This is a presentation I gave in September 2011 at the Denver RIA Developers Group showing how to create a Flex application that interacts with a Ruby on Rails server. In fact it was schedule for the Flash Builder track of Adobe Max but was bumped to the the 360Flex Unconference as it was deemed too specialized for the general track. In this presentation I will show you how to interact with Rails using REST, nested resources, nested attributes and the newest kid on the block, the bulk-api allowing to transfer complex data structures between your rich client application and your Rails server. You will get a good overview on how Rails works and how to quickly build a Flex application on top of Ruby on Rails.

Flex With Ruby on Rails talk – An AdobeMax preview

This is a presentation I gave in September 2011 at the Denver RIA Developers Group showing how to create a Flex application that interacts with a Ruby on Rails server. In fact it was schedule for the Flash Builder track of Adobe Max but was bumped to the the 360Flex Unconference as it was deemed too specialized for the general track. In this presentation I will show you how to interact with Rails using REST, nested resources, nested attributes and the newest kid on the block, the bulk-api allowing to transfer complex data structures between your rich client application and your Rails server. You will get a good overview on how Rails works and how to quickly build a Flex application on top of Ruby on Rails.

Flex With Ruby on Rails talk – An AdobeMax preview

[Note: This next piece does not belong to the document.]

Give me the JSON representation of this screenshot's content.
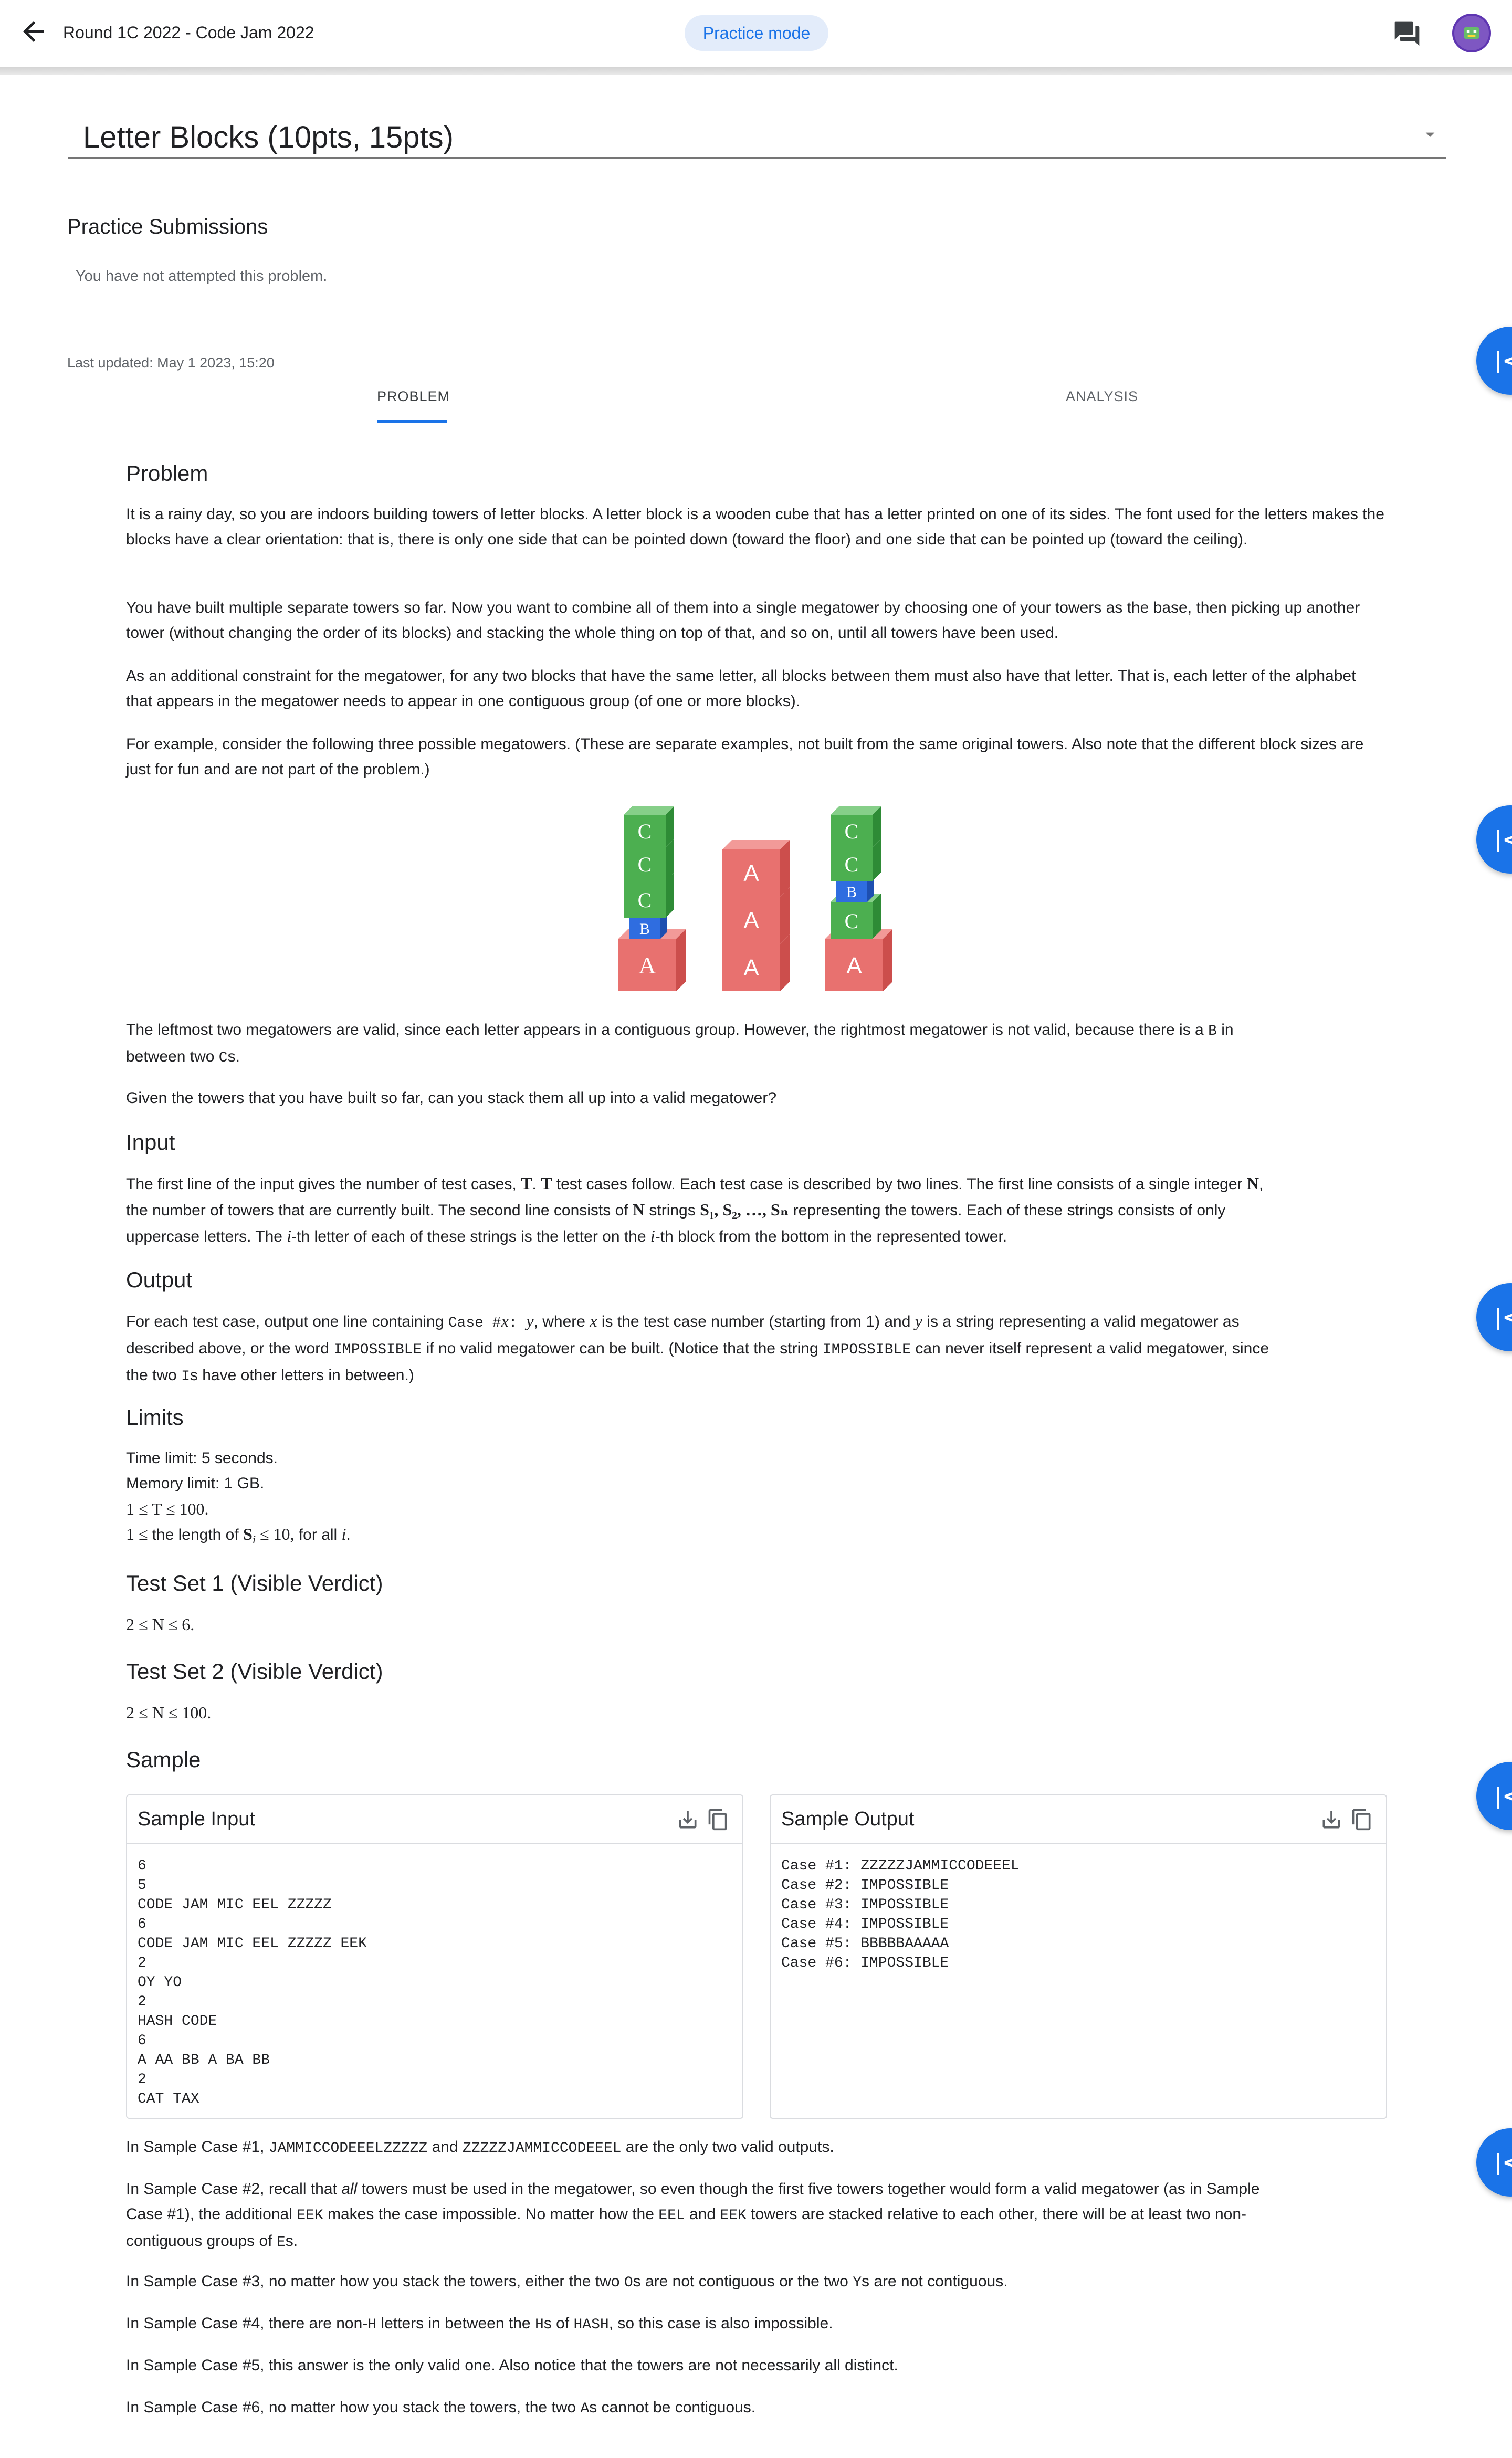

This is a presentation I gave in September 2011 at the Denver RIA Developers Group showing how to create a Flex application that interacts with a Ruby on Rails server. In fact it was schedule for the Flash Builder track of Adobe Max but was bumped to the the 360Flex Unconference as it was deemed too specialized for the general track. In this presentation I will show you how to interact with Rails using REST, nested resources, nested attributes and the newest kid on the block, the bulk-api allowing to transfer complex data structures between your rich client application and your Rails server. You will get a good overview on how Rails works and how to quickly build a Flex application on top of Ruby on Rails.

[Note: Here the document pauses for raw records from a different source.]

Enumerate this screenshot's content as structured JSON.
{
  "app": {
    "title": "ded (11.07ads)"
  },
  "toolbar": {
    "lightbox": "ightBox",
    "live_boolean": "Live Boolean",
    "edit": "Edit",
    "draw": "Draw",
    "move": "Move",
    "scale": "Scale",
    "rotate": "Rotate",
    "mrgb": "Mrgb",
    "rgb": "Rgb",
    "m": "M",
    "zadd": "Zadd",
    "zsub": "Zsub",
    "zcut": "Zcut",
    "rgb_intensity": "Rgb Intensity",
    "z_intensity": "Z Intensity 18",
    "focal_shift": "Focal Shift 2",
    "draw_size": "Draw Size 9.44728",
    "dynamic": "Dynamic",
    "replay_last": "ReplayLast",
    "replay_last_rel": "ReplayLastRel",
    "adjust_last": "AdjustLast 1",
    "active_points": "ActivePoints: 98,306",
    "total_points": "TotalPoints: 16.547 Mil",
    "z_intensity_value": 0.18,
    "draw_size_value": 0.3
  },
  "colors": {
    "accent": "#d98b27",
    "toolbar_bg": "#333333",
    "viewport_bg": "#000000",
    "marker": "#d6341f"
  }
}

#284 Active Admin

Active Admin allows you to quickly build an admin interface with just a few commands. Not only does it look great, but it is very customizable as shown in this episode.

Improvements to Bundle Watcher

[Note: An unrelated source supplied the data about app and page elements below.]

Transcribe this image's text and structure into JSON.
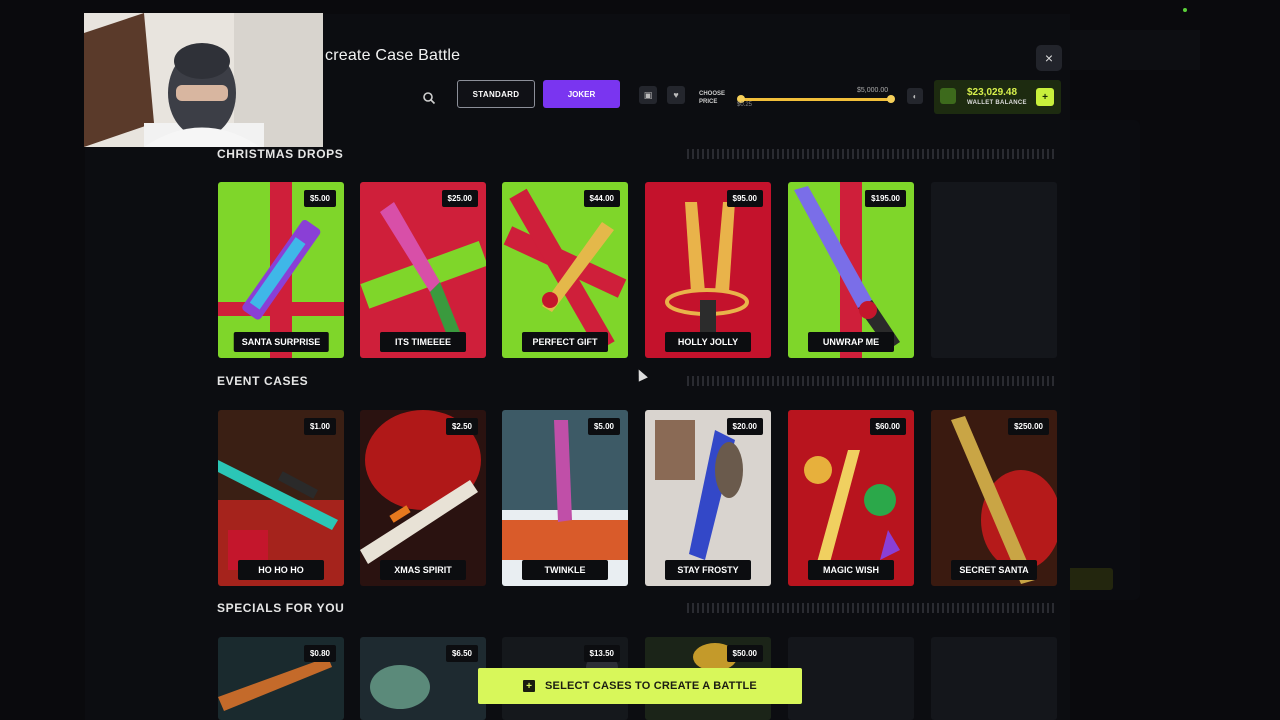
{
  "modal": {
    "title": "create Case Battle",
    "close_label": "×"
  },
  "toolbar": {
    "mode_standard": "STANDARD",
    "mode_joker": "JOKER",
    "choose_price_label": "CHOOSE\nPRICE",
    "price_min": "$0.25",
    "price_max": "$5,000.00",
    "price_range_fraction": [
      0.0,
      1.0
    ]
  },
  "wallet": {
    "amount": "$23,029.48",
    "label": "WALLET BALANCE"
  },
  "sections": [
    {
      "title": "CHRISTMAS DROPS",
      "cases": [
        {
          "name": "SANTA SURPRISE",
          "price": "$5.00"
        },
        {
          "name": "ITS TIMEEEE",
          "price": "$25.00"
        },
        {
          "name": "PERFECT GIFT",
          "price": "$44.00"
        },
        {
          "name": "HOLLY JOLLY",
          "price": "$95.00"
        },
        {
          "name": "UNWRAP ME",
          "price": "$195.00"
        }
      ]
    },
    {
      "title": "EVENT CASES",
      "cases": [
        {
          "name": "HO HO HO",
          "price": "$1.00"
        },
        {
          "name": "XMAS SPIRIT",
          "price": "$2.50"
        },
        {
          "name": "TWINKLE",
          "price": "$5.00"
        },
        {
          "name": "STAY FROSTY",
          "price": "$20.00"
        },
        {
          "name": "MAGIC WISH",
          "price": "$60.00"
        },
        {
          "name": "SECRET SANTA",
          "price": "$250.00"
        }
      ]
    },
    {
      "title": "SPECIALS FOR YOU",
      "cases": [
        {
          "price": "$0.80"
        },
        {
          "price": "$6.50"
        },
        {
          "price": "$13.50"
        },
        {
          "price": "$50.00"
        }
      ]
    }
  ],
  "cta": {
    "label": "SELECT CASES TO CREATE A BATTLE"
  },
  "colors": {
    "accent_lime": "#d8f75a",
    "joker_purple": "#7a35f0",
    "wallet_green": "#d7f04c",
    "gift_green": "#7fd62a",
    "gift_red": "#cf1f3a"
  }
}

I just released an update to Bundle Watcher this morning that may make it a little easier to get your Ruby gem updates tracked. Now you can specify a URL where your Gemfile.lock resides, rather than having to upload a file.

You can also now see a list of bundles that your tracking, once you’ve logged in via Github. This list shows you at a glance which gems have been updated for your bundles.

Improvements to Bundle Watcher

I just released an update to Bundle Watcher this morning that may make it a little easier to get your Ruby gem updates tracked. Now you can specify a URL where your Gemfile.lock resides, rather than having to upload a file.

You can also now see a list of bundles that your tracking, once you’ve logged in via Github. This list shows you at a glance which gems have been updated for your bundles.

Improvements to Bundle Watcher

I just released an update to Bundle Watcher this morning that may make it a little easier to get your Ruby gem updates tracked. Now you can specify a URL where your Gemfile.lock resides, rather than having to upload a file.

You can also now see a list of bundles that your tracking, once you’ve logged in via Github. This list shows you at a glance which gems have been updated for your bundles.